§ Exercise goal: The output should be all lines of the entries below in which the word "search" occurs.

:::::

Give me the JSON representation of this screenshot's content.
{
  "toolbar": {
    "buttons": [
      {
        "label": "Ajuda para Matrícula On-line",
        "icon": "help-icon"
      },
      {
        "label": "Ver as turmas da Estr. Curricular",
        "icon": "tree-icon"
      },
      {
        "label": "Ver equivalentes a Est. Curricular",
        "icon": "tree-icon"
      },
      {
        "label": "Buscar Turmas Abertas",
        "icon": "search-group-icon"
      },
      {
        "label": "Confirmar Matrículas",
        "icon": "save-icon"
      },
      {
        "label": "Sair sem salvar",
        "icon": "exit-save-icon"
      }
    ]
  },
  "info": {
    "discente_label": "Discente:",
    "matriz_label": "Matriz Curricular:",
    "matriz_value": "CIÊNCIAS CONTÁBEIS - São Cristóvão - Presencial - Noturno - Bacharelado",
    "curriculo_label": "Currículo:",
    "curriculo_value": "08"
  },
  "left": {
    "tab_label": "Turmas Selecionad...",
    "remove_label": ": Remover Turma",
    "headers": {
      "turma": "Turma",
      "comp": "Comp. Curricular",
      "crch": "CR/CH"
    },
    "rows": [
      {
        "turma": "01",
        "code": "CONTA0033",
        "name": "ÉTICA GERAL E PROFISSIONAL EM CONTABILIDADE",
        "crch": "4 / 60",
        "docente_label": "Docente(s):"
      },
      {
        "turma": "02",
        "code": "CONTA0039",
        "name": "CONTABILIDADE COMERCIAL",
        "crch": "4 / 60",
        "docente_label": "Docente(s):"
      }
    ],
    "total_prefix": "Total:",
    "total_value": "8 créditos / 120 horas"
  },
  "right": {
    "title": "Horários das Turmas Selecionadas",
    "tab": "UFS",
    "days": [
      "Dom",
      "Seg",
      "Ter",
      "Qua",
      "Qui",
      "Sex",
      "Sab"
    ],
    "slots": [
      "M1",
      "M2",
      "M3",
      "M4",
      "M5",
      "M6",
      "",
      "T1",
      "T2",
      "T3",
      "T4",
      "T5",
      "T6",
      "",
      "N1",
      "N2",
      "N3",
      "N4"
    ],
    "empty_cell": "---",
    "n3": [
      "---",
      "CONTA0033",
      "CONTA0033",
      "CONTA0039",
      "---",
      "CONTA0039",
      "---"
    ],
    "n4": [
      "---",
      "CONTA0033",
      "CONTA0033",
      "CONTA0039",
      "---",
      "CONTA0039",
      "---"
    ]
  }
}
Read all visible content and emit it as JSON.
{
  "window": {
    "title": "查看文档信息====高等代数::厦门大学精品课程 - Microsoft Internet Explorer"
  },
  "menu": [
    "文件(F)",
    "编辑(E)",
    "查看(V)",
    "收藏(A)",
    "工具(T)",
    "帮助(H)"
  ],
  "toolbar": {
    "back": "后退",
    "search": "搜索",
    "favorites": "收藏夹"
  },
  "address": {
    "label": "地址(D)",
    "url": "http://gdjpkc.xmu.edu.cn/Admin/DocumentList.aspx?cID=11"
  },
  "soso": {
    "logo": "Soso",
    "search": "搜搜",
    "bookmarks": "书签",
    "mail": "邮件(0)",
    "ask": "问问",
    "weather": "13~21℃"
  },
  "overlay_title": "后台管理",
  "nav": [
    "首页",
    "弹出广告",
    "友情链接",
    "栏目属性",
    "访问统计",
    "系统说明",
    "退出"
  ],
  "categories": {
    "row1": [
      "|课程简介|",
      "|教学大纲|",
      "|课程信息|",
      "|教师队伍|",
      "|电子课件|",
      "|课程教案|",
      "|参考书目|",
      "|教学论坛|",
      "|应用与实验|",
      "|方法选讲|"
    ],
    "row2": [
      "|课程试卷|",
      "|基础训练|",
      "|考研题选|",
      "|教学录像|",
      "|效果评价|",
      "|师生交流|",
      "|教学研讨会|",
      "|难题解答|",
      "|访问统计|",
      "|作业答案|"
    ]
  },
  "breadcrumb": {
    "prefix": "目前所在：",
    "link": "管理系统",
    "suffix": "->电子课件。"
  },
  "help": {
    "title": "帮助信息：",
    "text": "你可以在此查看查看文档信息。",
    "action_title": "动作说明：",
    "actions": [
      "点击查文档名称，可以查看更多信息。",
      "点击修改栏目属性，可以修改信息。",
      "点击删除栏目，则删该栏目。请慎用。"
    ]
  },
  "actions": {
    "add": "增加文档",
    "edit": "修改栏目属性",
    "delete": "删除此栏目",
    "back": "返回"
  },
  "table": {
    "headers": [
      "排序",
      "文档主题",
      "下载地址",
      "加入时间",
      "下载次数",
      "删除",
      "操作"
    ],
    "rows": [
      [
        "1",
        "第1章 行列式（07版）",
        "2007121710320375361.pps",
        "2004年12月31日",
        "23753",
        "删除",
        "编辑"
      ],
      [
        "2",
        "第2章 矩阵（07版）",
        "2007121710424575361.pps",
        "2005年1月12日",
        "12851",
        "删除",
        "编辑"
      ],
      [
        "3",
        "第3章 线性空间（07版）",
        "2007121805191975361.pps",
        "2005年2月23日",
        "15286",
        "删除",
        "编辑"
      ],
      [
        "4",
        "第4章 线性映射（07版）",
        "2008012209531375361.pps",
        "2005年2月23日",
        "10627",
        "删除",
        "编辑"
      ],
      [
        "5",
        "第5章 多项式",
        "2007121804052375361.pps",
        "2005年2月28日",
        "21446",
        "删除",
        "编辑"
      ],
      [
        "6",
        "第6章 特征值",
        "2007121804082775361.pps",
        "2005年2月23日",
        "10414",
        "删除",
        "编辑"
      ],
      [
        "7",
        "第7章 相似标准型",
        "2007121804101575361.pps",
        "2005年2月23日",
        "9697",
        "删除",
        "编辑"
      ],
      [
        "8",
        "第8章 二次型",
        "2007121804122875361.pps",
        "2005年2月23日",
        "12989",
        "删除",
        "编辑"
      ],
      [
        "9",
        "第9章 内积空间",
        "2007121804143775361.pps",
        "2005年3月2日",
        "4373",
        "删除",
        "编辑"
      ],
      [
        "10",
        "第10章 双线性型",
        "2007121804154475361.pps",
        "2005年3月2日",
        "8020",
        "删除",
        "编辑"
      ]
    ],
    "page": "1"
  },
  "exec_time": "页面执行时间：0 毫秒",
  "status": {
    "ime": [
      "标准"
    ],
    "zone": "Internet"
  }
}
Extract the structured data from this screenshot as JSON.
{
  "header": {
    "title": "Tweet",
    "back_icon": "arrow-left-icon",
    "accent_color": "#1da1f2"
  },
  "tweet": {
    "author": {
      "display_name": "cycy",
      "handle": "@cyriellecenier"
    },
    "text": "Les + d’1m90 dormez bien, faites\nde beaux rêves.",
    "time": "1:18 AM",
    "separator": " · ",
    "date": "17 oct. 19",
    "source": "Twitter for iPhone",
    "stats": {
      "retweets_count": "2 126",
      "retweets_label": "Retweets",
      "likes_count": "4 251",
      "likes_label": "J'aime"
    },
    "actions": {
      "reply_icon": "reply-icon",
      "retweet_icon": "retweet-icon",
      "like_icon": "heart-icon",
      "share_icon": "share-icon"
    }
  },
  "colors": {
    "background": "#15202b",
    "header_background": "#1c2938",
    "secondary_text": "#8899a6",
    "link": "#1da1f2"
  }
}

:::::

§ Answer section:
        "icon": "search-group-icon"
    "search": "搜索",
    "search": "搜搜",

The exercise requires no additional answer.